With the growing terrorist threat from the turbulent Middle East, America must maintain safeguards to ensure that the economy will recover from terrorist attacks. Economic resiliency is an essential part of homeland security.
I saw this firsthand from the tragic events of Sept. 11, 2001, and in the long-lived attacks on our economy that followed that fateful day. My own company, Host Hotels and Resorts, lost the Marriott World Trade Center Hotel, which was destroyed by the collapses of the two World Trade Center towers, and the Marriott New York Financial Center Hotel located two blocks away was also heavily damaged. Much more importantly, we suffered the loss of two hotel employees.
As with other companies that had commercial insurance policies, Host Hotels’ financial losses resulting from the Sept. 11 attacks were covered. However, all this changed after the attacks. Having paid out more than $30 billion in claims related to Sept. 11, insurance companies excluded terrorism coverage from their insurance policies, which must be renewed annually. In the aftermath of Sept. 11, policyholders were left exposed to losses from future terrorist attacks.
The terrorists scored a direct hit against American businesses, American workers and the American way of life, even after the attack itself. Without terrorism insurance, businesses struggled to find financing for expansions, new ventures and construction projects, all of which would have produced much-needed jobs. During the fourth quarter of 2001 and much of 2002, the lack of terrorism-risk coverage cost 300,000 jobs, canceled or delayed more than $15 billion in real estate transactions in 17 states, and caused a six-year low in commercial construction.

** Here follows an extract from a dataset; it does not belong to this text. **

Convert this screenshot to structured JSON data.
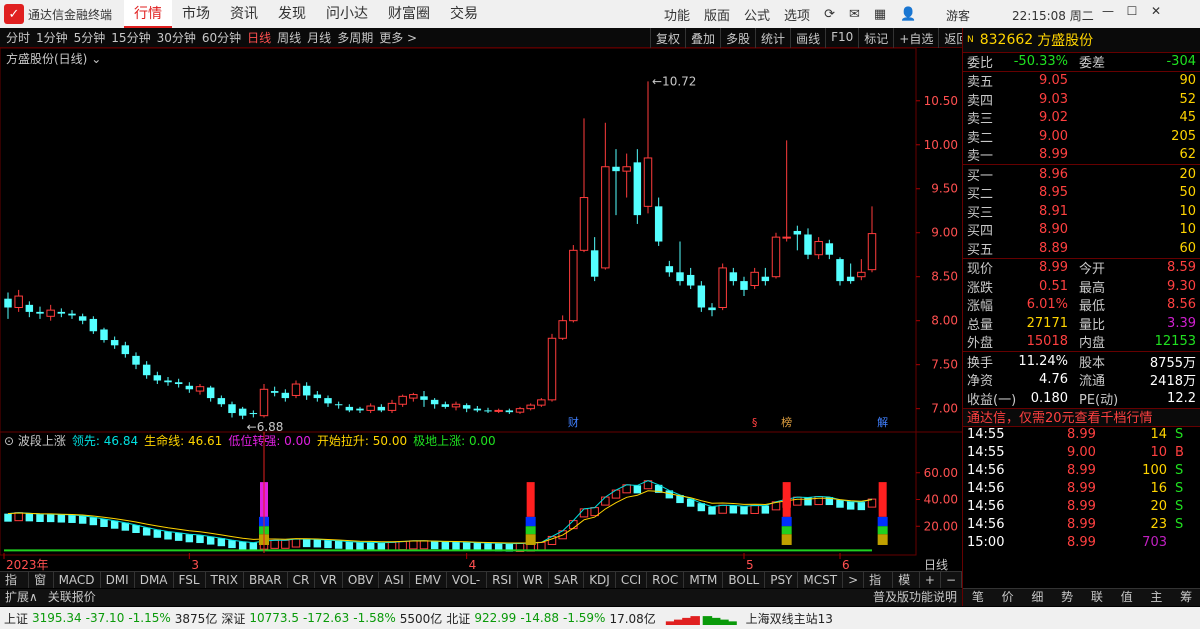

That’s why Congress enacted, with strong bipartisan support, the Terrorism Risk Insurance Act (TRIA) in November 2002, enabling the private insurance market to provide essential coverage against catastrophic terrorist acts that otherwise wouldn’t exist.
The threat for additional attacks has not subsided since Sept. 11, and Congress has twice renewed the act, always with bipartisan support, first in 2005 and again in 2007.
Today’s headlines trumpet on almost a daily basis that the threat of future attacks against America is very real, and the federal government warns Americans that these threats must be taken seriously. However, the Terrorism Risk Insurance Act will expire at midnight on Dec. 31, and Congress still has not done what it must do to extend it.
Reflecting a dramatic bipartisan mandate, the Senate voted overwhelmingly, 93 to 4, in July to extend the program for seven years through 2021. The House has still failed to act, though, and time is running out. When members return to Washington this month to complete the business of the 113th Congress, the House must do its part and pass a multiyear reauthorization of TRIA.
Terrorism is a tragic fact of life in today’s world. Terrorism-risk insurance is part of our country’s safety net for restoring the economy in the event of another major attack on our homeland and is a stabilizing factor in an unstable world.
If the House does not pass a bill to reauthorize the Terrorism Risk Insurance Act on a multiyear basis, economic resiliency will be replaced with instability, uncertainty and a heightened vulnerability to future attacks. As a CEO, I know that lenders, investors and the business community want to avoid uncertainty. Because businesses typically require long-term financing, a multiyear extension of the act is critical to provide markets the certainty needed to function properly.
When businesses can’t grow and the unemployed can’t find work, even working Americans become increasingly anxious about their job security. Every day Congress delays in renewing TRIA, it breeds more uncertainty that keeps insurers, investors and employers from betting on America’s future. Americans suffer and so does the economy.
Moreover, if there is another terrorist attack on America, taxpayers would pay more if the act expires than if it is renewed. That’s because it provides for the private sector to cover the initial losses from an attack, and then to share the costs with the federal government above certain thresholds.
Without the Terrorism Risk Insurance Act, Congress would likely make emergency appropriations to help businesses hurt by terrorist attacks, forcing taxpayers to pick up the entire tab. In fact, the RAND Center for Catastrophic Risk Management and Compensation concluded that failure to reauthorize the act could increase federal spending by as much as $7 billion for terrorist attacks similar in magnitude to those of Sept. 11.
Thirteen years after the attack, Congress needs to remember the lessons that American businesses and workers learned the hard way: We can’t have homeland security without economic security.
In this increasingly dangerous world, now is the time to renew the Terrorism Risk Insurance Act.
Ed Walter is president and CEO of Host Hotels and Resorts.